I saw that my family story is the story of Israel. Although my family cannot return to our homeland due to the unlivable violence there, Israel was the homeland of the Jewish people who returned to gain ownership of their destiny.  They built an admirable society. I realized that I had been a Zionist all along, that I supported the rights of indigenous people to self-determination in their homeland. I stopped hating Herzl and realized that he was the Jewish people’s Simón Bolivar.

During 10 days, we toured Israel and the West Bank, we spent time with Ethiopians, Arab Israelis, Jews of all kinds, Palestinians, Bedouins, politicians, victims of terror, Holocaust survivors and even got to party at a Latino dance-club in Tel Aviv. I fell in love with this unbelievable country and educated myself about the issues through intense academic lectures from the experts.

I returned home, loud and proud. I wanted to share with the world that Israel is a beacon of hope and liberty.

But this did not go well. On Twitter, someone wished they could burn me in an oven after I took a stand against terrorism. Some published an open letter denouncing me as “racist” and requested I remain neutral on the Israeli/Palestinian conflict. I was threatened with impeachment and was asked to justify my presumably “inaccurate stance” on the issue.

I was afraid because I knew I was right – Israel is not an apartheid state – but I didn’t know how to say it.

I was fortunate to be surrounded by people who supported me and helped me overcome this situation. Lauren, the National Associate Director of Campus Affairs for StandWithUs, met me in person to help me improve at answering tough questions and having difficult conversations about Israel. My campus Hillel Director helped me to gain the confidence to defend the truth. And many other friends encouraged me to stand for what is true and to not be afraid.

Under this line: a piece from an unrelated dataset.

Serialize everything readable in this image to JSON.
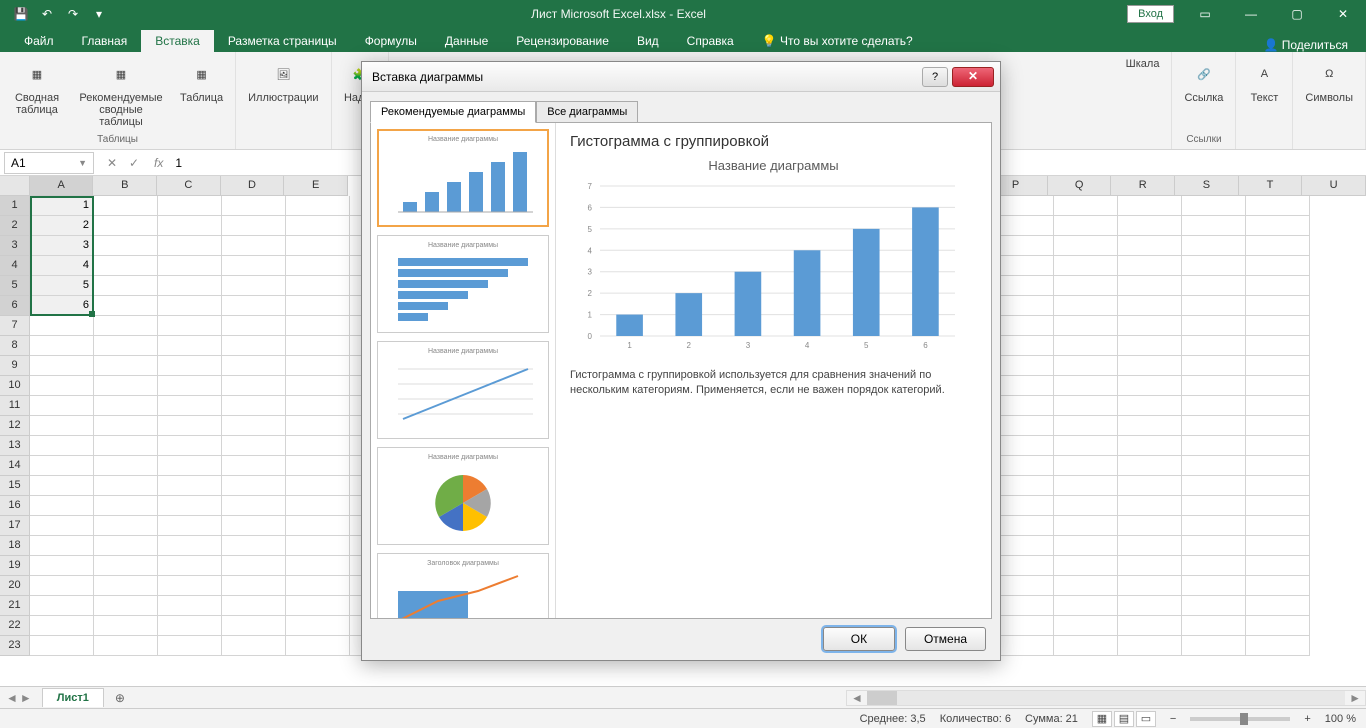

It has been more than a year since I first visited Israel and a lot has changed because of my passion for Israel. I am now the Midwest Campus Coordinator for StandWithUs, based out of Chicago. I train, lead and support other students who are faced with substantial challenges.

Grateful that I was able to see the truth and overcome my misguided hatred for Israel, I only hope that I am able to help more people free their minds from hateful thought patterns and selective morality regarding the Israeli/Palestinian conflict. If I can achieve my goal, it will be the only badge I want to earn.

Sebastian Parra became the Midwest Campus Coordinator for StandWithUs after graduating from Georgia State University in May 2016.